SIAL Innovation trends

Analysis of food trends

Published on by the SIAL Paris team - updated on

What makes new products successful? SIAL Innovation interprets the major food trends to keep at the back of your mind when designing products or to promote as a source of inspiration!

A quest for happiness

12 global food trends
The quest for happiness

These 12 trends can be read in mirror fashion through a set of 2 x 6 opposite but complementary trends… 

On the basis of its FutureFood report on food trends and an observation of the selection of innovations displayed by SIAL Paris, XTC World Innovation highlights not only the current context of tension and economic crisis but also consumers’ goodwill and the quest for happiness (the concept of sharing holds a significant place here). This encourages consumers to make permanent choices and to attempt to make these meaningful.

The following 12 trends should be seen as mirror images, with the game comprising 2 x 6 opposite yet complementary trends …
to satisfy consumers who comply with a rebalancing logic, which the philosopher Gilles Lipovetsky calls “hybridisation” and/or “reconciliation” rather than “a systematic break with the past”.

12 Food trends

1. Frugality and control

  • “Smart and homely”
  • “The right quantity”
  • “Making something new with something old”

Smart, anti-waste products that limit expenditure to the essential: the right quantity at the right time, back to family meals, the appropriate preservation of foodstuffs or help with waste management.

2. Treating yourself daily

  • “A small luxury”
  • “Freshness and lightness”

Foods that allow you to indulge in little pleasures several times a day, despite the backdrop of crisis and reduction in purchasing power. Light products for guilt-free enjoyment.

3. The protective diet

  • “Older and older”
  • “100 % transparent”

These foods protect the body by improving our health capital or preventing it from deteriorating. But protective foods also include those that respond to the new functional needs arising from increased life expectancy.

4. Letting go

  • “Limitless pleasure”
  • “The culture of the absurd”

These products, providing the opportunity to let go by means of an extensive indulging experience – albeit “nutritionally incorrect” – propose a break with standards and uses: flavours, textures, aromas and an offbeat positioning for unlimited pleasure.

5. Living in the wild

  • “Re-wilding”
  • “Still alive”

Products that want to be fresher than fresh, “alive”, and continue to develop right up to the consumption stage.

6. Essential and industrial

  • “Where I want and when I want”
  • “Essential packaging"

Products packed to suit new consumer lifestyles and individual consumption patterns.

7. Helpful for consumers

  • “Product solution”
  • “The no-choice factor”
  • “Benchmarks and guidelines”

These product solutions enable the consumer to make the right choice quickly and even determine the appropriate choice.

8. The exceptional consumer

  • “Consumer–producer”
  • “Consumer–chef”
  • “Pleasure and knowledge”

Products for consumers to become actors and experts, to cook, prepare and produce their own food.
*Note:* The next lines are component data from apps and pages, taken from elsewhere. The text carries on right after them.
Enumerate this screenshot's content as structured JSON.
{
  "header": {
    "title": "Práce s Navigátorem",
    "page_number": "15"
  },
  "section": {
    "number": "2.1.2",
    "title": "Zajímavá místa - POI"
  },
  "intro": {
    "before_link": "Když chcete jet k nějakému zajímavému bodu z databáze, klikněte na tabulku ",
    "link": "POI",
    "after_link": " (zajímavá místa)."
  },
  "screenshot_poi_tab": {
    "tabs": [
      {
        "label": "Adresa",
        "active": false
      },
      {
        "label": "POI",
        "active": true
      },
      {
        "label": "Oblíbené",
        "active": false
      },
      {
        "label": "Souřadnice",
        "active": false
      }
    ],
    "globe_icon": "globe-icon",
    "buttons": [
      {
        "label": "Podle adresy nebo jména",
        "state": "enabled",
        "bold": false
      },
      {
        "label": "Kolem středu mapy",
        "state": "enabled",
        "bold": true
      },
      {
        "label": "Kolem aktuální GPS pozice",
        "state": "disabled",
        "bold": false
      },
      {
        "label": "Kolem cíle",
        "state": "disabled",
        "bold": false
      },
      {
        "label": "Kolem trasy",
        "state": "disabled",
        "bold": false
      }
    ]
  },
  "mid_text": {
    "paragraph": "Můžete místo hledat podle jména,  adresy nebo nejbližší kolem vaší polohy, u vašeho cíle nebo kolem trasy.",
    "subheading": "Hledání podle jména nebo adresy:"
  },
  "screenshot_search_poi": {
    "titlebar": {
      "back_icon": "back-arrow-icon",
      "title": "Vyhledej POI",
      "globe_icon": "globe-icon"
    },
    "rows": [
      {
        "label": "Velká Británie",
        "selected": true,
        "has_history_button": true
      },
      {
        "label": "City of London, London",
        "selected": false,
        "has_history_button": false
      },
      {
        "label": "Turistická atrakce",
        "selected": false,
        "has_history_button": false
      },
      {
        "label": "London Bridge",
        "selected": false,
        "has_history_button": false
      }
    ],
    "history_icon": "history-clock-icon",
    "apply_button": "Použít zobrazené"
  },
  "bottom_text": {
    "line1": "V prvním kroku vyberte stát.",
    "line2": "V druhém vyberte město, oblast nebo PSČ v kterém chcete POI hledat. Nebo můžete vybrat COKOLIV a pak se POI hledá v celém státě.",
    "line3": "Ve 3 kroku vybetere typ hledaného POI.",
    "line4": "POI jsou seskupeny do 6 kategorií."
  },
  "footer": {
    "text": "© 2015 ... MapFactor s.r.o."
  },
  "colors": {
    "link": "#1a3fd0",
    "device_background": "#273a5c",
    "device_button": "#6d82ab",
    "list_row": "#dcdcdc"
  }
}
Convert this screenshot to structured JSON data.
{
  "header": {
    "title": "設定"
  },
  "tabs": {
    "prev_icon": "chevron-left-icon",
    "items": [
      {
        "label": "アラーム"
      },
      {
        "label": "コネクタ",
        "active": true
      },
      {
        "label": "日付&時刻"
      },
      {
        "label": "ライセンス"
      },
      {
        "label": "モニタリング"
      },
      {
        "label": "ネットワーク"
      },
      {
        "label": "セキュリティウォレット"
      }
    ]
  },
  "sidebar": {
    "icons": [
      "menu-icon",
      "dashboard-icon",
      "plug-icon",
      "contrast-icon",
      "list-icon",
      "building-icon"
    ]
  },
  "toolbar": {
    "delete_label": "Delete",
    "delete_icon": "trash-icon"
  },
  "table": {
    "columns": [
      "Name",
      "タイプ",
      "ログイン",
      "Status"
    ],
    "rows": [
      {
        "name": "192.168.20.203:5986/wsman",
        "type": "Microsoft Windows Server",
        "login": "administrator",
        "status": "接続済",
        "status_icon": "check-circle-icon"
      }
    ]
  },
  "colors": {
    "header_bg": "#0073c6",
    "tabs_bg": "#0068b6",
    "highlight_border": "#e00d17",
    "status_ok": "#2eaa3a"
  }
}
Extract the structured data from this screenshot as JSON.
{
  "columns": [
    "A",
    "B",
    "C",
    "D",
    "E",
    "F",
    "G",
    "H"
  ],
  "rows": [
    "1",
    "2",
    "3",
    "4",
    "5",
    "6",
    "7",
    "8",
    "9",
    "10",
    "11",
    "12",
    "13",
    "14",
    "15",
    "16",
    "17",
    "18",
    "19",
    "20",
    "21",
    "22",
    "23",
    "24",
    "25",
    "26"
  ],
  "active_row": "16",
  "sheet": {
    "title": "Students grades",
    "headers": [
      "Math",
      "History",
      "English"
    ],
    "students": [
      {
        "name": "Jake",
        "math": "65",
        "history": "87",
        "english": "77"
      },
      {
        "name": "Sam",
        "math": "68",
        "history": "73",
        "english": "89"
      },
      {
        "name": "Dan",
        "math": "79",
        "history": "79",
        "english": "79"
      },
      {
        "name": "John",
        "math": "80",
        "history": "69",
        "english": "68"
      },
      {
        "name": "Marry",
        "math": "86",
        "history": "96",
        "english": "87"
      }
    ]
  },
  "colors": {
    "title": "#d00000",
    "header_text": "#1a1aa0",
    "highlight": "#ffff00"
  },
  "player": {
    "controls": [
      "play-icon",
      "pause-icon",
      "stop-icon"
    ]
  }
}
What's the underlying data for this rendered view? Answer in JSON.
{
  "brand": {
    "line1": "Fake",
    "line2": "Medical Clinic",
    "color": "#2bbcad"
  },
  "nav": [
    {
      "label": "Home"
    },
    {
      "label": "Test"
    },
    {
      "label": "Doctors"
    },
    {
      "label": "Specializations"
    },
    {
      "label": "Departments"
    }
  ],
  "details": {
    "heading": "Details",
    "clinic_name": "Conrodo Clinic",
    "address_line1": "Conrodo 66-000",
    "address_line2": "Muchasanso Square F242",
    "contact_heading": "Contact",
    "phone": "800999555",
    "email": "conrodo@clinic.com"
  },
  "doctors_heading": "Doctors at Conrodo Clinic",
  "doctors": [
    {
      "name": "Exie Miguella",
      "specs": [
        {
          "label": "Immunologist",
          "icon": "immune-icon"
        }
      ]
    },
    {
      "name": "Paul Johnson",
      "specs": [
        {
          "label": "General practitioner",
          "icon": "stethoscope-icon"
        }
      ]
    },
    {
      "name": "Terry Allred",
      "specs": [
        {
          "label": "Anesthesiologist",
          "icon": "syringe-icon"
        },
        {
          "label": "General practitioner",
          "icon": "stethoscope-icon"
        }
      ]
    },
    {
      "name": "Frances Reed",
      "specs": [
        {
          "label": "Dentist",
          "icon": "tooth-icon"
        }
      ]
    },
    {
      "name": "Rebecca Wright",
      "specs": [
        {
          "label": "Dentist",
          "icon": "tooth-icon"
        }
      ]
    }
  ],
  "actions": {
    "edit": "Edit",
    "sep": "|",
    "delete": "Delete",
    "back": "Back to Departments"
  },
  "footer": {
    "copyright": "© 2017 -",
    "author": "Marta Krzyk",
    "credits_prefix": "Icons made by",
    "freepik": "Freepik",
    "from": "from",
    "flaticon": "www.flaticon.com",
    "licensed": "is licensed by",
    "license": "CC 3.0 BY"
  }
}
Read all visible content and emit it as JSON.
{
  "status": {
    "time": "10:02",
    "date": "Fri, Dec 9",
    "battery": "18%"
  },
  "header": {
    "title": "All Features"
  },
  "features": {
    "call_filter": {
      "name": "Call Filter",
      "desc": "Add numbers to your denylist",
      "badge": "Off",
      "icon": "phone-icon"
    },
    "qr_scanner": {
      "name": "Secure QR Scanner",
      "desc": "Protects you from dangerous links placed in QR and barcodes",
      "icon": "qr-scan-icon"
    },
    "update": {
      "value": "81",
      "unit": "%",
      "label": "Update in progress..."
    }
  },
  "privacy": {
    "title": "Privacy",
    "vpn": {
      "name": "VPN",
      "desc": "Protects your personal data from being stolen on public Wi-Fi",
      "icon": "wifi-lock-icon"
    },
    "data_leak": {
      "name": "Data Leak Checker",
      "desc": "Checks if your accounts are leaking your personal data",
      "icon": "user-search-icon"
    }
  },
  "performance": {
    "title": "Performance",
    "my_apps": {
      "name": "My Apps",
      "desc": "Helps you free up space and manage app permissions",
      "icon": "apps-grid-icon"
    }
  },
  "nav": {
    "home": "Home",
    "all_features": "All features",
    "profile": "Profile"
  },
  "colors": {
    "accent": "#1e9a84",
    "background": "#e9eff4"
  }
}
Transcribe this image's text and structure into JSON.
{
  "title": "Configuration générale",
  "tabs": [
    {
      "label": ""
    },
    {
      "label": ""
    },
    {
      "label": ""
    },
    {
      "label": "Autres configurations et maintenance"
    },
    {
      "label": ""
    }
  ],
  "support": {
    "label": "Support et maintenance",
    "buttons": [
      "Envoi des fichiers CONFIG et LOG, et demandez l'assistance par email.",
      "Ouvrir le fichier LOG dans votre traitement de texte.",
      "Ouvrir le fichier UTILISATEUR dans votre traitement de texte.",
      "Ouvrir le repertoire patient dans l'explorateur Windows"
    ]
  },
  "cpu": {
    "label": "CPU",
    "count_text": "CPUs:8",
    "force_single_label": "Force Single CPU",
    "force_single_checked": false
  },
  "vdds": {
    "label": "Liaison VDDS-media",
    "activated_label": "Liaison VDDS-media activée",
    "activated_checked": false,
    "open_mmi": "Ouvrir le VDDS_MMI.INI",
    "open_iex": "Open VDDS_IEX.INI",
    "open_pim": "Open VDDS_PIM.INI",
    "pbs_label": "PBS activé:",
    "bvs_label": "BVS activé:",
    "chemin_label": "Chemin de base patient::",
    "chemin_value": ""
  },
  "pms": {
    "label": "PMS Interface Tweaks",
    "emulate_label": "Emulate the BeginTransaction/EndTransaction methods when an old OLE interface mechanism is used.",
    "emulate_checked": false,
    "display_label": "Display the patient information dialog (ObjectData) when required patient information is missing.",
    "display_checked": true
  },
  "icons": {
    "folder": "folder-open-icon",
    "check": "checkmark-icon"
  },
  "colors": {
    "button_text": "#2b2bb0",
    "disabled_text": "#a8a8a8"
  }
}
These products produce a threefold benefit for consumers: the pleasure of making their own meals, a guarantee of safety and savings, generated by homemade dishes.

9. Local and civic-minded

  • “Close to home”
  • “Savings and ecology”

Consumers can readily identify with the consumption of local products, which also have less impact on the environment (less transport).

10. Global exotic touch

  • “Gastronomic exploration”
  • “Origins and guarantees”

Exotic products, with new and specific origins, are controlled in terms of composition and respected by the consumer population.

11. Controlling time

  • “In praise of slowness”
  • “Newstalgia”

In the past, the order of the day was speed, ever-faster action. Now, it’s the opposite. It’s back to simple, natural processes where the ritual acquires meaning again. 
The product requires time to be prepared, cooked, rise and ripen but also for tasting. Time, a longstanding value, is then the best ally for rediscovered pleasure and health. Over time, products reassure and acquire a positive nostalgic dimension.

12. 2.0 food

  • “Internet and sharing”
  • “Hyper-connection”

Lifestyles are becoming increasingly digital and brands have to take into account the growing need to share and obtain pleasure on the social networks. The technologies and applications to respond to this situation are constantly changing and anchored in our reality.